As the complex political scandal around Facebook users’ personal data grows, it is time for the man who invented the social media site in his university bedroom 14 years ago and now has a dominant role in billions of lives to explain himself.
The company’s founder Mark Zuckerberg has been summoned to give evidence to a parliamentary inquiry in the wake of claims that a ‘data grab’ of the private information of 50 million Facebook users by political consultancy firm Cambridge Analytica (CA) had not been destroyed as agreed.
But the issue goes much further than CA, which also faces allegations it offered to entrap politicians and used ex-spies to dig for dirt on potential targets; the Information Commissioner is now investigating more widely the use of personal data for political campaigns.
Damian Collins, chairman of the Digital, Culture, Media and Sport Committee, has accused Facebook of “misleading” previous hearings about whether information had been taken without users’ consent and demanding a senior company executive now answers the questions of MPs.
Mr Collins has made clear he hopes that representative is Mr Zuckerberg; an invitation he would be wise to accept, not least as tens of billions of dollars have been wiped off Facebook’s value this week. But the scandal has also started a wider conversation about the amount of personal information that people share online - and who is then allowed to access it.

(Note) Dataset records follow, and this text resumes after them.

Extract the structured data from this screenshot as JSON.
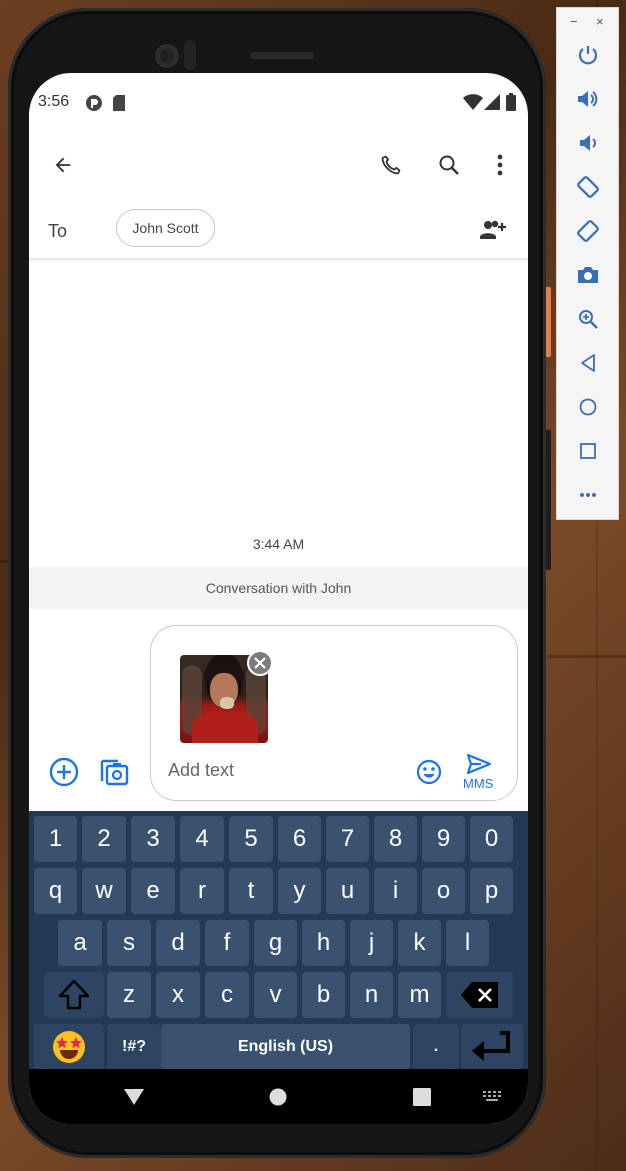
{
  "status_bar": {
    "time": "3:56"
  },
  "header": {
    "back_icon": "arrow-back-icon",
    "call_icon": "phone-icon",
    "search_icon": "search-icon",
    "more_icon": "more-vert-icon"
  },
  "recipients": {
    "to_label": "To",
    "chip": "John Scott",
    "add_people_icon": "group-add-icon"
  },
  "conversation": {
    "timestamp": "3:44 AM",
    "banner": "Conversation with John"
  },
  "compose": {
    "placeholder": "Add text",
    "send_label": "MMS",
    "attachment_alt": "Attached GIF image"
  },
  "keyboard": {
    "row_numbers": [
      "1",
      "2",
      "3",
      "4",
      "5",
      "6",
      "7",
      "8",
      "9",
      "0"
    ],
    "row_1": [
      "q",
      "w",
      "e",
      "r",
      "t",
      "y",
      "u",
      "i",
      "o",
      "p"
    ],
    "row_2": [
      "a",
      "s",
      "d",
      "f",
      "g",
      "h",
      "j",
      "k",
      "l"
    ],
    "row_3": [
      "z",
      "x",
      "c",
      "v",
      "b",
      "n",
      "m"
    ],
    "symbols_label": "!#?",
    "space_label": "English (US)",
    "period_label": "."
  },
  "emulator_panel": {
    "minimize": "−",
    "close": "×",
    "buttons": [
      "power-icon",
      "volume-up-icon",
      "volume-down-icon",
      "rotate-left-icon",
      "rotate-right-icon",
      "camera-icon",
      "zoom-icon",
      "back-icon",
      "home-icon",
      "overview-icon",
      "more-horiz-icon"
    ]
  },
  "colors": {
    "accent": "#1a73e8",
    "keyboard_bg": "#233a55",
    "key_bg": "#3a5270"
  }
}
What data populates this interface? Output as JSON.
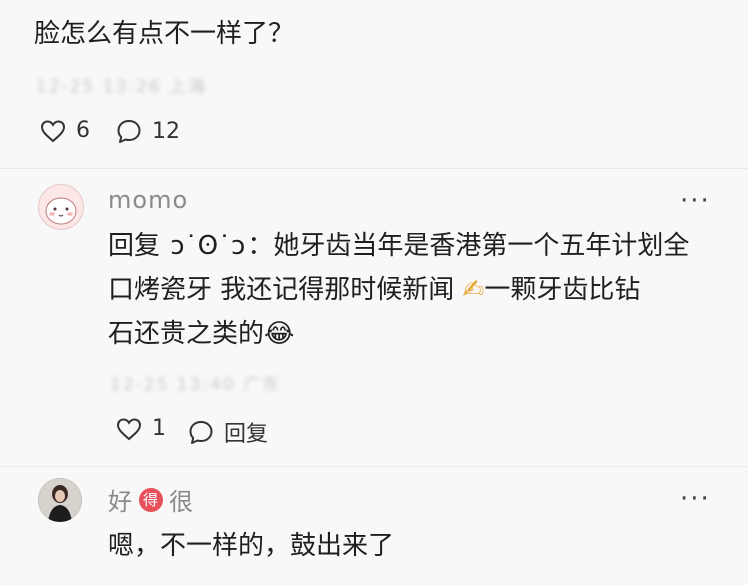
{
  "top_comment": {
    "text": "脸怎么有点不一样了？",
    "meta_blurred": "12-25 13:26 上海",
    "likes": "6",
    "replies": "12"
  },
  "reply1": {
    "username": "momo",
    "reply_prefix": "回复",
    "reply_to": "ↄ˙ʘ˙ↄ",
    "line1_text": "：她牙齿当年是香港第一个五年计划全",
    "line2_text": "口烤瓷牙 我还记得那时候新闻",
    "line2_emoji": "✍",
    "line2_tail": "一颗牙齿比钻",
    "line3_text": "石还贵之类的",
    "line3_emoji": "😂",
    "meta_blurred": "12-25 13:40 广东",
    "likes": "1",
    "reply_label": "回复"
  },
  "reply2": {
    "username_part1": "好",
    "username_badge": "得",
    "username_part2": "很",
    "text": "嗯，不一样的，鼓出来了"
  },
  "icons": {
    "like": "heart-outline-icon",
    "comment": "speech-bubble-icon",
    "more": "more-dots-icon"
  },
  "colors": {
    "badge": "#e8505b",
    "avatar_bg": "#fde6e6"
  }
}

Mr Zuckerberg must now convincingly explain whether the public can trust Facebook - otherwise its downfall may occur even more rapidly than its rise.